◆ Extracted records ◆
*** Begin section ***
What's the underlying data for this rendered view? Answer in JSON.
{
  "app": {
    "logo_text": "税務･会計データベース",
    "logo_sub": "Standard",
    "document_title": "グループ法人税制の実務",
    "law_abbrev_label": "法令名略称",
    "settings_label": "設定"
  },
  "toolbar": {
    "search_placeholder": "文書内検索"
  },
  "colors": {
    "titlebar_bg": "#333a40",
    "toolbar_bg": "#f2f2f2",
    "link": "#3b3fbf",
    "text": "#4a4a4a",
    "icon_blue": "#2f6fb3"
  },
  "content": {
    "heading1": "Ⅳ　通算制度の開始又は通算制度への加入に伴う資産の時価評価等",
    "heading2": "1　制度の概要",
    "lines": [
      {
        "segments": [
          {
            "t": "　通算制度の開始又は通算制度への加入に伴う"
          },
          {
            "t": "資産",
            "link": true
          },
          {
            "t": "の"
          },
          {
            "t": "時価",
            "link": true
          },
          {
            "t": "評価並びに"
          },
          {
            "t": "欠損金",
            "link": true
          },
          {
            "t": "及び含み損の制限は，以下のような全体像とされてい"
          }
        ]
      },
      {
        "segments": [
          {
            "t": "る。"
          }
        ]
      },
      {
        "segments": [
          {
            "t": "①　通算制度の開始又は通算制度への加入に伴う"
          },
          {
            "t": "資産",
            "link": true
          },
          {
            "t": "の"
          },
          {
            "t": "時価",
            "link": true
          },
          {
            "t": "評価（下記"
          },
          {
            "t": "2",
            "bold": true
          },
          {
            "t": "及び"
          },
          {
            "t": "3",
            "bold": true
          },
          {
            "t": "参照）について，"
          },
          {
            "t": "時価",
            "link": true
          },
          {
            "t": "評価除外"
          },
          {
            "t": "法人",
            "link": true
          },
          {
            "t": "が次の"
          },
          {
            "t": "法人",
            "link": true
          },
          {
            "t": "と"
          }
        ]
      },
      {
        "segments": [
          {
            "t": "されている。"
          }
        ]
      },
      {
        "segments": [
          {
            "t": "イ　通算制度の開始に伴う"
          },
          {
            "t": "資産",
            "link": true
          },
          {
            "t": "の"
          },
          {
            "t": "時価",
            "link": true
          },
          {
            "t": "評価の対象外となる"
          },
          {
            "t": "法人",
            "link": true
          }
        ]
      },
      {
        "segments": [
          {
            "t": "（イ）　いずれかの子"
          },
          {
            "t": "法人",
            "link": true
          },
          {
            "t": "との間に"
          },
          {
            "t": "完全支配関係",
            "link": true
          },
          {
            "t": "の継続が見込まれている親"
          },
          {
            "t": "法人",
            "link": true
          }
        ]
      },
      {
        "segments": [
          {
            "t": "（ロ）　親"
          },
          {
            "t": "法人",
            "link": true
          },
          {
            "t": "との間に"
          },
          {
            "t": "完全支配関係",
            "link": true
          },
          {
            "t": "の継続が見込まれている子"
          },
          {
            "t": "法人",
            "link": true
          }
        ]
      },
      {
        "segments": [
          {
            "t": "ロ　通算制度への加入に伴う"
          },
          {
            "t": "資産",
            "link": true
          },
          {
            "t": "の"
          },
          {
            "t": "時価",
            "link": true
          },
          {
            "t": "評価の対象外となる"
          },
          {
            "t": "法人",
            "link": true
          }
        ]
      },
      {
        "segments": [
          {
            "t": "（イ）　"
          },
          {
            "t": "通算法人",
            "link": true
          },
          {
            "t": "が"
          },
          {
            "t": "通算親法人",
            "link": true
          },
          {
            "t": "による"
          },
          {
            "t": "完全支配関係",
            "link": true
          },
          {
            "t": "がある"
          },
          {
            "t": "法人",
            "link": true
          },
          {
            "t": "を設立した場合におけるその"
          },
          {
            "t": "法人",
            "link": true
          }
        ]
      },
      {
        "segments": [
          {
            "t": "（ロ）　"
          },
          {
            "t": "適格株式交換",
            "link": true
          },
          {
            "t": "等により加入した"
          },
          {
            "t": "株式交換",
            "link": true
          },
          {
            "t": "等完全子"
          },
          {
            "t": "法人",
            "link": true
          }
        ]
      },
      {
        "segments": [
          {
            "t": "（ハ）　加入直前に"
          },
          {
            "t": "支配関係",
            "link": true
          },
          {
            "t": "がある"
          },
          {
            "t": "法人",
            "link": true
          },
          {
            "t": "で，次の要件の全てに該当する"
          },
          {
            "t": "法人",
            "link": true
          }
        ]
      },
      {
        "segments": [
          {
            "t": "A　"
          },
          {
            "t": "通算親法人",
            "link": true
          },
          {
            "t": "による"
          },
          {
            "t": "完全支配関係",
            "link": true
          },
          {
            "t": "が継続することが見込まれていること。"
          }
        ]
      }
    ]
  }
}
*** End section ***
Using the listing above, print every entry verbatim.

What's the underlying data for this rendered view? Answer in JSON.
{
  "app": {
    "logo_text": "税務･会計データベース",
    "logo_sub": "Standard",
    "document_title": "グループ法人税制の実務",
    "law_abbrev_label": "法令名略称",
    "settings_label": "設定"
  },
  "toolbar": {
    "search_placeholder": "文書内検索"
  },
  "colors": {
    "titlebar_bg": "#333a40",
    "toolbar_bg": "#f2f2f2",
    "link": "#3b3fbf",
    "text": "#4a4a4a",
    "icon_blue": "#2f6fb3"
  },
  "content": {
    "heading1": "Ⅳ　通算制度の開始又は通算制度への加入に伴う資産の時価評価等",
    "heading2": "1　制度の概要",
    "lines": [
      {
        "segments": [
          {
            "t": "　通算制度の開始又は通算制度への加入に伴う"
          },
          {
            "t": "資産",
            "link": true
          },
          {
            "t": "の"
          },
          {
            "t": "時価",
            "link": true
          },
          {
            "t": "評価並びに"
          },
          {
            "t": "欠損金",
            "link": true
          },
          {
            "t": "及び含み損の制限は，以下のような全体像とされてい"
          }
        ]
      },
      {
        "segments": [
          {
            "t": "る。"
          }
        ]
      },
      {
        "segments": [
          {
            "t": "①　通算制度の開始又は通算制度への加入に伴う"
          },
          {
            "t": "資産",
            "link": true
          },
          {
            "t": "の"
          },
          {
            "t": "時価",
            "link": true
          },
          {
            "t": "評価（下記"
          },
          {
            "t": "2",
            "bold": true
          },
          {
            "t": "及び"
          },
          {
            "t": "3",
            "bold": true
          },
          {
            "t": "参照）について，"
          },
          {
            "t": "時価",
            "link": true
          },
          {
            "t": "評価除外"
          },
          {
            "t": "法人",
            "link": true
          },
          {
            "t": "が次の"
          },
          {
            "t": "法人",
            "link": true
          },
          {
            "t": "と"
          }
        ]
      },
      {
        "segments": [
          {
            "t": "されている。"
          }
        ]
      },
      {
        "segments": [
          {
            "t": "イ　通算制度の開始に伴う"
          },
          {
            "t": "資産",
            "link": true
          },
          {
            "t": "の"
          },
          {
            "t": "時価",
            "link": true
          },
          {
            "t": "評価の対象外となる"
          },
          {
            "t": "法人",
            "link": true
          }
        ]
      },
      {
        "segments": [
          {
            "t": "（イ）　いずれかの子"
          },
          {
            "t": "法人",
            "link": true
          },
          {
            "t": "との間に"
          },
          {
            "t": "完全支配関係",
            "link": true
          },
          {
            "t": "の継続が見込まれている親"
          },
          {
            "t": "法人",
            "link": true
          }
        ]
      },
      {
        "segments": [
          {
            "t": "（ロ）　親"
          },
          {
            "t": "法人",
            "link": true
          },
          {
            "t": "との間に"
          },
          {
            "t": "完全支配関係",
            "link": true
          },
          {
            "t": "の継続が見込まれている子"
          },
          {
            "t": "法人",
            "link": true
          }
        ]
      },
      {
        "segments": [
          {
            "t": "ロ　通算制度への加入に伴う"
          },
          {
            "t": "資産",
            "link": true
          },
          {
            "t": "の"
          },
          {
            "t": "時価",
            "link": true
          },
          {
            "t": "評価の対象外となる"
          },
          {
            "t": "法人",
            "link": true
          }
        ]
      },
      {
        "segments": [
          {
            "t": "（イ）　"
          },
          {
            "t": "通算法人",
            "link": true
          },
          {
            "t": "が"
          },
          {
            "t": "通算親法人",
            "link": true
          },
          {
            "t": "による"
          },
          {
            "t": "完全支配関係",
            "link": true
          },
          {
            "t": "がある"
          },
          {
            "t": "法人",
            "link": true
          },
          {
            "t": "を設立した場合におけるその"
          },
          {
            "t": "法人",
            "link": true
          }
        ]
      },
      {
        "segments": [
          {
            "t": "（ロ）　"
          },
          {
            "t": "適格株式交換",
            "link": true
          },
          {
            "t": "等により加入した"
          },
          {
            "t": "株式交換",
            "link": true
          },
          {
            "t": "等完全子"
          },
          {
            "t": "法人",
            "link": true
          }
        ]
      },
      {
        "segments": [
          {
            "t": "（ハ）　加入直前に"
          },
          {
            "t": "支配関係",
            "link": true
          },
          {
            "t": "がある"
          },
          {
            "t": "法人",
            "link": true
          },
          {
            "t": "で，次の要件の全てに該当する"
          },
          {
            "t": "法人",
            "link": true
          }
        ]
      },
      {
        "segments": [
          {
            "t": "A　"
          },
          {
            "t": "通算親法人",
            "link": true
          },
          {
            "t": "による"
          },
          {
            "t": "完全支配関係",
            "link": true
          },
          {
            "t": "が継続することが見込まれていること。"
          }
        ]
      }
    ]
  }
}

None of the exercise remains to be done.